At a 2012 New York fundraiser for his short film series “I Am What I Eat,” director Erik Shirai met a young man named Yasuyuki Yoshida, who had been hired to pour saké at the event. There, Yoshida invited Shirai to his family’s brewery in the Ishikawa prefecture of northern Japan to see how world-class saké is made, not knowing that he’d eventually become one of the subjects of Shirai’s award-winning documentary “The Birth of Saké.”
“Japanese people always say, ‘Next time you’re in Japan, come out and we’ll take care of you,’” Shirai told NBC News. “It’s a formality, and no one usually takes them up on their offers, so he was pleasantly surprised when we actually came knocking on his door.”
Saké is a Japanese alcoholic beverage that is made by fermenting rice. There are many different types of saké, determined by brewing methods and the percentage of rice milling, but the Tedorigawa Yoshida Sake Brewery, run by Yoshida’s family, specializes in daiginjo, which is the highest grade of saké.
Shirai first visited the 144-year-old brewery in the summer of 2012 during off-season, and even though it was empty, he recalled feeling the energy of the space immediately and knew he wanted to film it.
Yoshida, the sixth-generation heir of Tedorigawa, spends half of the year traveling around the world promoting its saké as the face of the brand. The rest of the year, he and a team of dedicated workers are secluded within the brewery compounds for six months straight, hand-crafting saké all day and bunking together in tiny rooms at night in order to properly carry out the 2,000-year-old tradition.
Many of the workers featured in "The Birth of Saké" are migrant farmers, ranging from 20 to 70 years old, who grow rice in the summer and brew saké during the winter. The head brewmaster Yamamoto Toji, at 68 years old, has worked there for 53 years. Yoshida, in addition to being the brewery's president, hopes to take over as brewmaster when Toji retires.

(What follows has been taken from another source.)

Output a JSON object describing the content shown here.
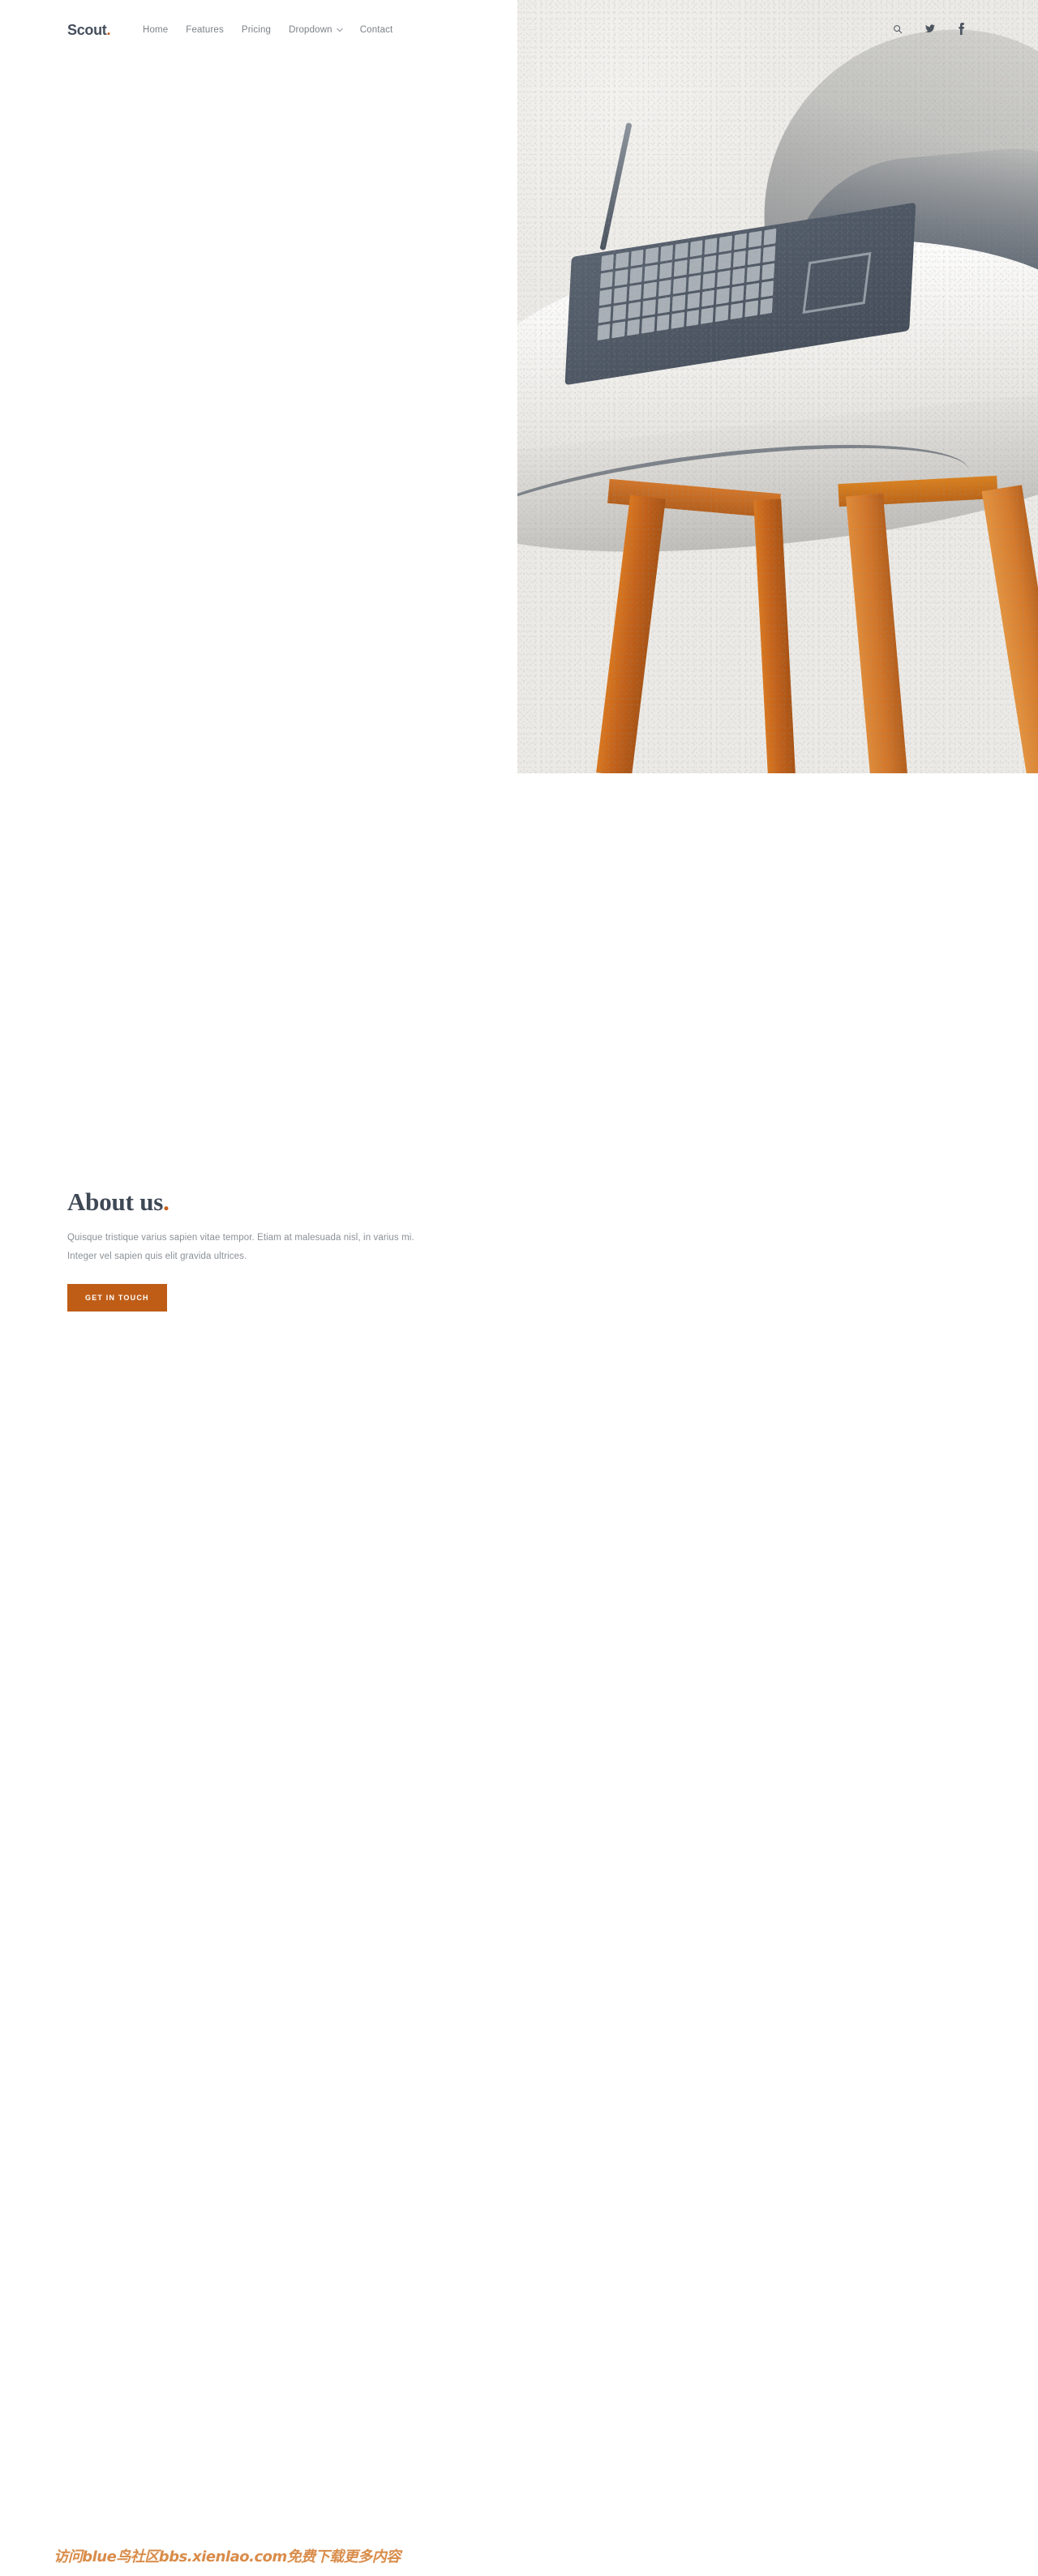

Though saké is consumed all over the world, the labor-intensive production process is relatively unknown, even in Japan. Shirai admits he understood little about saké before he began production on the documentary. Like many Americans, he associated saké with the hot saké he got over-the-counter at a sushi bar, though he now knows that the highest grades of saké are typically served cold.
To film “The Birth of Saké,” Shirai and his team lived in Tedorigawa with the workers for weeks at a time, over the course of three production seasons. They woke up at 4 a.m. with the workers every morning, and ate meals, sang karaoke, and — of course — drank saké with them after work.
As a result, the documentary balances the physical labors of saké-making, which Toji describes as taking the saké from “birth” and carefully nurturing it until it becomes a mature adult, with the workers’ personal stories and private sacrifices.
Prior to “The Birth of Saké,” Shirai worked on numerous food and culture shows, including the Travel Channel’s “No Reservations with Anthony Bourdain,” which he says helped him develop an appreciation for the universality of food and its ability to connect people around the world.
“When I was younger, growing up in a predominantly black and Mexican neighborhood in Chicago, I was ashamed to say that I was Japanese because I was different,” said Shirai, who is Japanese American. “But making this film made me proud to be Japanese.”
He added, “In Japan, it’s such a normal thing to be an artisan, to dedicate your entire life to one craft and to be really good at it, so much so that Japanese people don’t find it interesting. But I was able to understand the culture, but also see it from a different perspective and really appreciate it. Hanging out [at the Tedorigawa brewery] for such a long period of time helped me realize that the Japanese culture is very embedded in who I am, in my aesthetics, my values, and how I see the world.”
“The Birth Of Saké” will be available on Netflix in April.